AFRICANGLOBE – When James Robertson’s story appeared in the Detroit Free Press about how he walks 42 miles a day roundtrip to get to his $10.55 per hour factory job in Rochester Mills, Mich., because he can’t afford to buy a car, hordes of readers sprung in to action by contributing to a GoFundMe account so that he can buy a car, according to the New York Daily News.
The 56-year-old injection molder, who does not appear to be physically fit, has somehow managed to trek to his job every day since his car broke down back in 2005 to faithfully complete his 2:00 p.m. to 10:00 p.m. shift.
Since none of Robertson’s co-workers live near him, he is unable to hitch a ride to or from work. Robertson — who is yet to miss one day of work — begins his day at 8:00 am, even walking along some treacherous areas along the famed 8 Mile and through all kinds of bad weather with rain, sleet, hail or snow.
The Motor City received more than 16 inches of snow on Monday and not even this fact kept Robertson from walking his daily trek in order to maintain his perfect work attendance. “I’ve had worse. This is reminiscent of those snowstorms last year, and I made it then,” he told The Detroit Free Press.

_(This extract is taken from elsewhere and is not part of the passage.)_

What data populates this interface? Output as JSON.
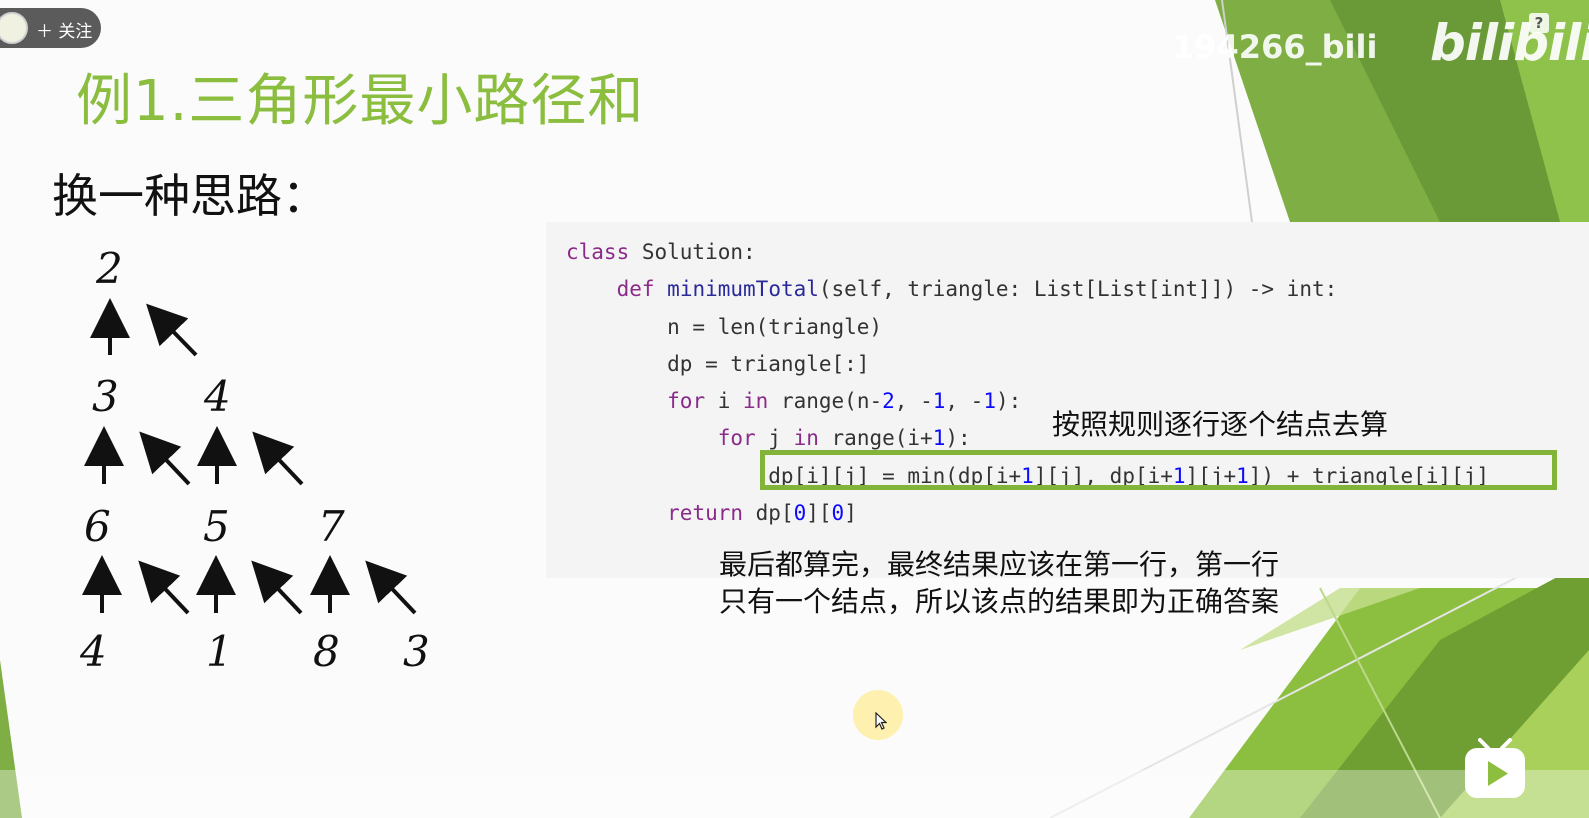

Since Robertson’s story broke, he has reportedly had hundreds of offers to donate free vehicles, bus tickets, bicycles, and even a daily chauffeur service.
Robertson’s GoFundMe account, which is now at nearly $50,000 in donations, was started by Evan Leedy, 19, a Wayne State University student, who was moved by the conscientious employee’s plight. After Robertson’s article was published and Leedy read through various online comments from folks who wanted to reach out and help the man, Leedy decided that a fund would be just the right move, saying, “I just used my phone. I created the go-funding site and within an hour we had $2,000. I set the goal at the beginning of $5,000.”

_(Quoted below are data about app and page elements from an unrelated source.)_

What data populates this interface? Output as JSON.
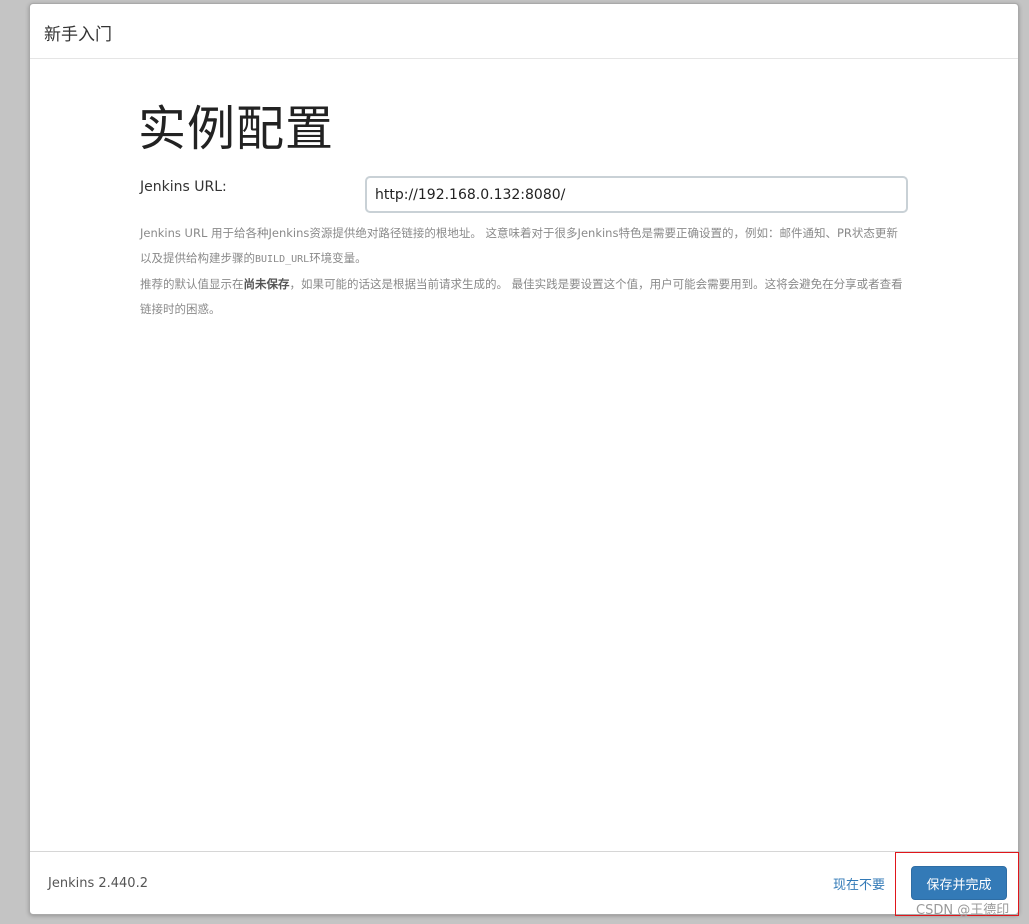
{
  "dialog": {
    "title": "新手入门"
  },
  "main": {
    "heading": "实例配置",
    "url_label": "Jenkins URL:",
    "url_value": "http://192.168.0.132:8080/",
    "help1_part1": "Jenkins URL 用于给各种Jenkins资源提供绝对路径链接的根地址。 这意味着对于很多Jenkins特色是需要正确设置的，例如：邮件通知、PR状态更新以及提供给构建步骤的",
    "help1_code": "BUILD_URL",
    "help1_part2": "环境变量。",
    "help2_part1": "推荐的默认值显示在",
    "help2_bold": "尚未保存",
    "help2_part2": "，如果可能的话这是根据当前请求生成的。 最佳实践是要设置这个值，用户可能会需要用到。这将会避免在分享或者查看链接时的困惑。"
  },
  "footer": {
    "version": "Jenkins 2.440.2",
    "skip_label": "现在不要",
    "save_label": "保存并完成"
  },
  "overlay": {
    "watermark": "CSDN @王德印",
    "highlight_color": "#e0161b"
  },
  "colors": {
    "primary": "#337ab7",
    "background": "#c4c4c4"
  }
}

Leedy wants to make sure that Robertson receives all of the money so that he won’t be forced to share with others and that the money will also cover insurance and maintenance of the vehicle.
By: Ruth Manuel-Logan